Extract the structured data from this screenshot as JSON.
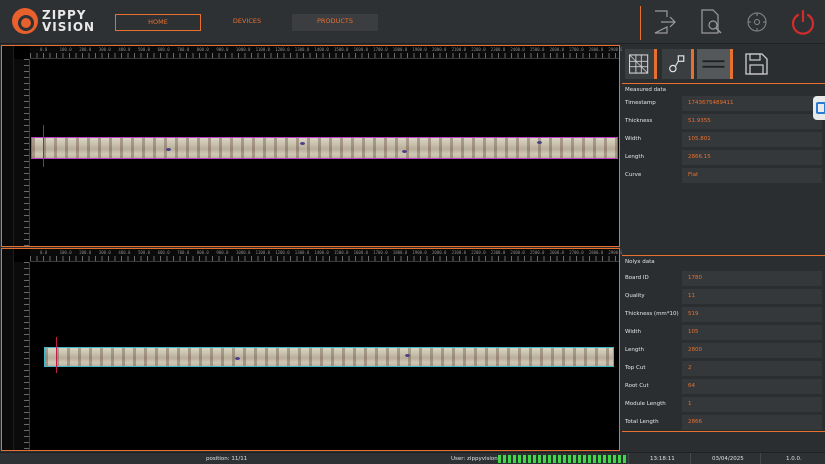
{
  "header": {
    "brand_line1": "ZIPPY",
    "brand_line2": "VISION",
    "nav": {
      "home": "HOME",
      "devices": "DEVICES",
      "products": "PRODUCTS"
    },
    "icons": [
      "exit-icon",
      "report-search-icon",
      "settings-icon",
      "power-icon"
    ],
    "colors": {
      "accent": "#e8702f",
      "power": "#d42b2b"
    }
  },
  "viewer_top": {
    "ruler_labels": [
      "0.0",
      "100.0",
      "200.0",
      "300.0",
      "400.0",
      "500.0",
      "600.0",
      "700.0",
      "800.0",
      "900.0",
      "1000.0",
      "1100.0",
      "1200.0",
      "1300.0",
      "1400.0",
      "1500.0",
      "1600.0",
      "1700.0",
      "1800.0",
      "1900.0",
      "2000.0",
      "2100.0",
      "2200.0",
      "2300.0",
      "2400.0",
      "2500.0",
      "2600.0",
      "2700.0",
      "2800.0",
      "2900.0"
    ]
  },
  "viewer_bottom": {
    "ruler_labels": [
      "0.0",
      "100.0",
      "200.0",
      "300.0",
      "400.0",
      "500.0",
      "600.0",
      "700.0",
      "800.0",
      "900.0",
      "1000.0",
      "1100.0",
      "1200.0",
      "1300.0",
      "1400.0",
      "1500.0",
      "1600.0",
      "1700.0",
      "1800.0",
      "1900.0",
      "2000.0",
      "2100.0",
      "2200.0",
      "2300.0",
      "2400.0",
      "2500.0",
      "2600.0",
      "2700.0",
      "2800.0",
      "2900.0"
    ]
  },
  "measured": {
    "title": "Measured data",
    "rows": [
      {
        "label": "Timestamp",
        "value": "1743675489411"
      },
      {
        "label": "Thickness",
        "value": "51.9355"
      },
      {
        "label": "Width",
        "value": "105.801"
      },
      {
        "label": "Length",
        "value": "2866.15"
      },
      {
        "label": "Curve",
        "value": "Flat"
      }
    ]
  },
  "nolyx": {
    "title": "Nolyx data",
    "rows": [
      {
        "label": "Board ID",
        "value": "1780"
      },
      {
        "label": "Quality",
        "value": "11"
      },
      {
        "label": "Thickness (mm*10)",
        "value": "519"
      },
      {
        "label": "Width",
        "value": "105"
      },
      {
        "label": "Length",
        "value": "2800"
      },
      {
        "label": "Top Cut",
        "value": "2"
      },
      {
        "label": "Root Cut",
        "value": "64"
      },
      {
        "label": "Module Length",
        "value": "1"
      },
      {
        "label": "Total Length",
        "value": "2866"
      }
    ]
  },
  "status": {
    "position": "position: 11/11",
    "user": "User: zippyvision",
    "time": "13:18:11",
    "date": "03/04/2025",
    "version": "1.0.0."
  }
}
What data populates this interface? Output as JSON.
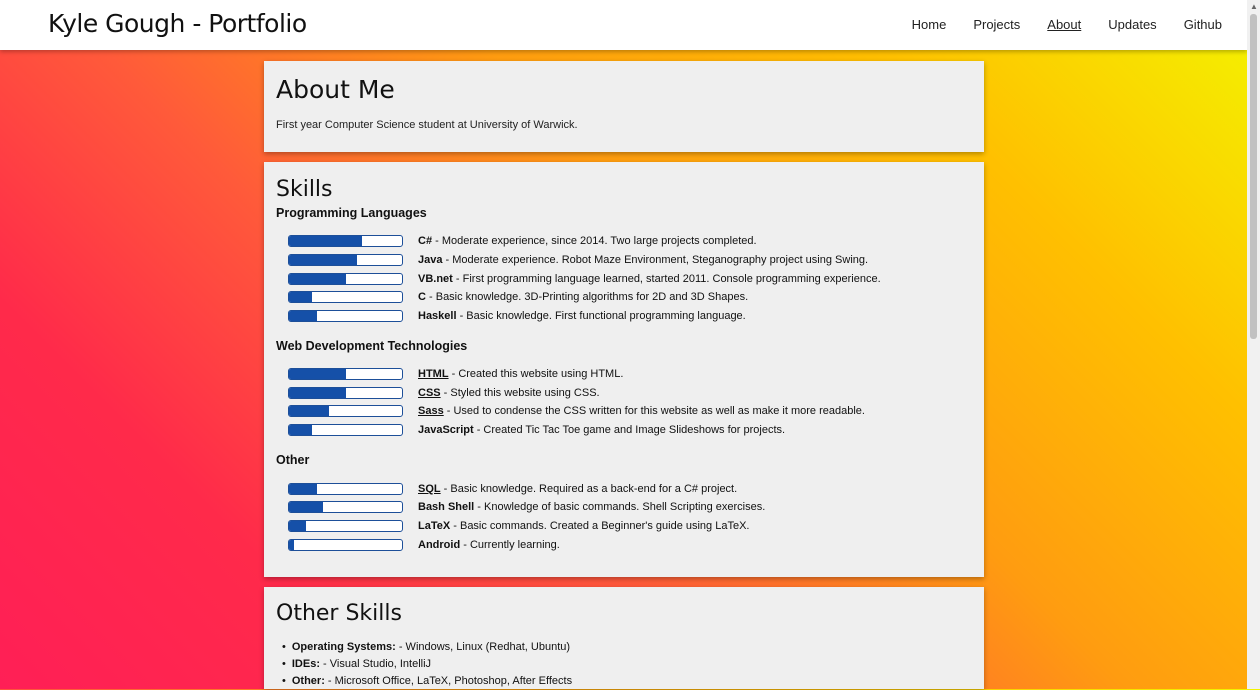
{
  "brand": "Kyle Gough - Portfolio",
  "nav": [
    {
      "label": "Home",
      "active": false
    },
    {
      "label": "Projects",
      "active": false
    },
    {
      "label": "About",
      "active": true
    },
    {
      "label": "Updates",
      "active": false
    },
    {
      "label": "Github",
      "active": false
    }
  ],
  "about": {
    "title": "About Me",
    "text": "First year Computer Science student at University of Warwick."
  },
  "skills": {
    "title": "Skills",
    "groups": [
      {
        "heading": "Programming Languages",
        "items": [
          {
            "name": "C#",
            "desc": " - Moderate experience, since 2014. Two large projects completed.",
            "level": 0.65
          },
          {
            "name": "Java",
            "desc": " - Moderate experience. Robot Maze Environment, Steganography project using Swing.",
            "level": 0.6
          },
          {
            "name": "VB.net",
            "desc": " - First programming language learned, started 2011. Console programming experience.",
            "level": 0.5
          },
          {
            "name": "C",
            "desc": " - Basic knowledge. 3D-Printing algorithms for 2D and 3D Shapes.",
            "level": 0.2
          },
          {
            "name": "Haskell",
            "desc": " - Basic knowledge. First functional programming language.",
            "level": 0.25
          }
        ]
      },
      {
        "heading": "Web Development Technologies",
        "items": [
          {
            "name": "HTML",
            "desc": " - Created this website using HTML.",
            "level": 0.5
          },
          {
            "name": "CSS",
            "desc": " - Styled this website using CSS.",
            "level": 0.5
          },
          {
            "name": "Sass",
            "desc": " - Used to condense the CSS written for this website as well as make it more readable.",
            "level": 0.35
          },
          {
            "name": "JavaScript",
            "desc": " - Created Tic Tac Toe game and Image Slideshows for projects.",
            "level": 0.2
          }
        ]
      },
      {
        "heading": "Other",
        "items": [
          {
            "name": "SQL",
            "desc": " - Basic knowledge. Required as a back-end for a C# project.",
            "level": 0.25
          },
          {
            "name": "Bash Shell",
            "desc": " - Knowledge of basic commands. Shell Scripting exercises.",
            "level": 0.3
          },
          {
            "name": "LaTeX",
            "desc": " - Basic commands. Created a Beginner's guide using LaTeX.",
            "level": 0.15
          },
          {
            "name": "Android",
            "desc": " - Currently learning.",
            "level": 0.04
          }
        ]
      }
    ]
  },
  "other_skills": {
    "title": "Other Skills",
    "items": [
      {
        "label": "Operating Systems:",
        "text": " - Windows, Linux (Redhat, Ubuntu)"
      },
      {
        "label": "IDEs:",
        "text": " - Visual Studio, IntelliJ"
      },
      {
        "label": "Other:",
        "text": " - Microsoft Office, LaTeX, Photoshop, After Effects"
      }
    ]
  },
  "colors": {
    "bar_fill": "#1550a8",
    "bar_border": "#1d4f99",
    "card_bg": "#efefef"
  }
}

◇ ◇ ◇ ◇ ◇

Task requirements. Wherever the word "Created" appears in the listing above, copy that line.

Solution for this problem.
            "desc": " - Created this website using HTML.",
            "desc": " - Created Tic Tac Toe game and Image Slideshows for projects.",
            "desc": " - Basic commands. Created a Beginner's guide using LaTeX.",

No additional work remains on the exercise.